Return, from the data below, each line that contains the word "Project".
---------- Data shown ----------
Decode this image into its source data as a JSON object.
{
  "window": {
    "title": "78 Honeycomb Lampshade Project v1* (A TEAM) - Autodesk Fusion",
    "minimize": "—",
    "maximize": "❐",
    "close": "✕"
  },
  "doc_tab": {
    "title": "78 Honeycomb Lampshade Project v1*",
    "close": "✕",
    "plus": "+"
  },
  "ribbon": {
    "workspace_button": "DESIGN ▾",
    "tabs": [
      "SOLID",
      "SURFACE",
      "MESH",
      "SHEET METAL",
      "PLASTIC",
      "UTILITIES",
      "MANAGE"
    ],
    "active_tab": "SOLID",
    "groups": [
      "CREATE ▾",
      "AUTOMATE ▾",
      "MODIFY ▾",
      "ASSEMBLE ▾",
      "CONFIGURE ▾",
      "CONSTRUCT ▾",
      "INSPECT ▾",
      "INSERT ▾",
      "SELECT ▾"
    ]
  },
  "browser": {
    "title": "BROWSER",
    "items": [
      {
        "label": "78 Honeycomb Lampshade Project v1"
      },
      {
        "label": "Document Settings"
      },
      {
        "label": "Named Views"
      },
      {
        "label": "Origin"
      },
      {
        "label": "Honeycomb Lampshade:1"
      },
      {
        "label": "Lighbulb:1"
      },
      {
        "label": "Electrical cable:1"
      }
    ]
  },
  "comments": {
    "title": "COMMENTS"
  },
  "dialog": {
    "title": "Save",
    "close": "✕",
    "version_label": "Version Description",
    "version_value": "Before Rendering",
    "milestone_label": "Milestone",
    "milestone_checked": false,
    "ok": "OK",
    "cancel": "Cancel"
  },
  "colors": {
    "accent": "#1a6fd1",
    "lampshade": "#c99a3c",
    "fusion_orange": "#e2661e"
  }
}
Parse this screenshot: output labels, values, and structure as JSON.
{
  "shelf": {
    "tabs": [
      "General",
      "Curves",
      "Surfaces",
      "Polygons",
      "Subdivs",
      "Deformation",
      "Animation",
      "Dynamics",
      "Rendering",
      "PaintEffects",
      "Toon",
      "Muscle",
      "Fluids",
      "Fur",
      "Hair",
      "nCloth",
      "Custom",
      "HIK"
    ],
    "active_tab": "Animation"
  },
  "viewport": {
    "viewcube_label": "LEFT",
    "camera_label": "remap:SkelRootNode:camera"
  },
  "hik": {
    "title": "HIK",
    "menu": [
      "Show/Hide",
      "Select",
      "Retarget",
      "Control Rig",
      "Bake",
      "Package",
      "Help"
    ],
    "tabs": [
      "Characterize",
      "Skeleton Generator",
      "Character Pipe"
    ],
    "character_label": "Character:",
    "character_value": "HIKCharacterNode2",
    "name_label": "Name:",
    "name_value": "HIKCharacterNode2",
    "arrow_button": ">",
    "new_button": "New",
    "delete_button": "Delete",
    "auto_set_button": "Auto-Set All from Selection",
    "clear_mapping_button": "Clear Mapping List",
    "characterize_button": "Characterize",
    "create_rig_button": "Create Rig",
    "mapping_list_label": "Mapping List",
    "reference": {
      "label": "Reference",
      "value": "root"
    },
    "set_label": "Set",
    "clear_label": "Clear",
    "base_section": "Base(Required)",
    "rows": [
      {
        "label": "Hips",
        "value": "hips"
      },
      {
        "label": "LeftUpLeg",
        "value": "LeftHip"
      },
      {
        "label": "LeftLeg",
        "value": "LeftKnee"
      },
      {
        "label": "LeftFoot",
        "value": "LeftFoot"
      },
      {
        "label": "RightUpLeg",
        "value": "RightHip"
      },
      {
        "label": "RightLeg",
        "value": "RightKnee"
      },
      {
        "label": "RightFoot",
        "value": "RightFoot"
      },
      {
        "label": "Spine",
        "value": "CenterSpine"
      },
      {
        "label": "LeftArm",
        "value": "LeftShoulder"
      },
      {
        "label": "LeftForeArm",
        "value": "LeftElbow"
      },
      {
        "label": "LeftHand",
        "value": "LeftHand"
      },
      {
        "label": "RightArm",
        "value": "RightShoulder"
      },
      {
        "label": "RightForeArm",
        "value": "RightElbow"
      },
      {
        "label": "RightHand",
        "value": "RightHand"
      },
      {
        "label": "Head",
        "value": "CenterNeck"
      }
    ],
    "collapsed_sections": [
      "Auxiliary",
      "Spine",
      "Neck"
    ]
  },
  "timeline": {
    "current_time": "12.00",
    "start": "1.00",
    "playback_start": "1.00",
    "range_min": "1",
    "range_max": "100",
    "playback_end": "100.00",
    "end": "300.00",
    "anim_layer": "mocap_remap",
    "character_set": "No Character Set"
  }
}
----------
Result of the task ::
    "title": "78 Honeycomb Lampshade Project v1* (A TEAM) - Autodesk Fusion",
    "title": "78 Honeycomb Lampshade Project v1*",
        "label": "78 Honeycomb Lampshade Project v1"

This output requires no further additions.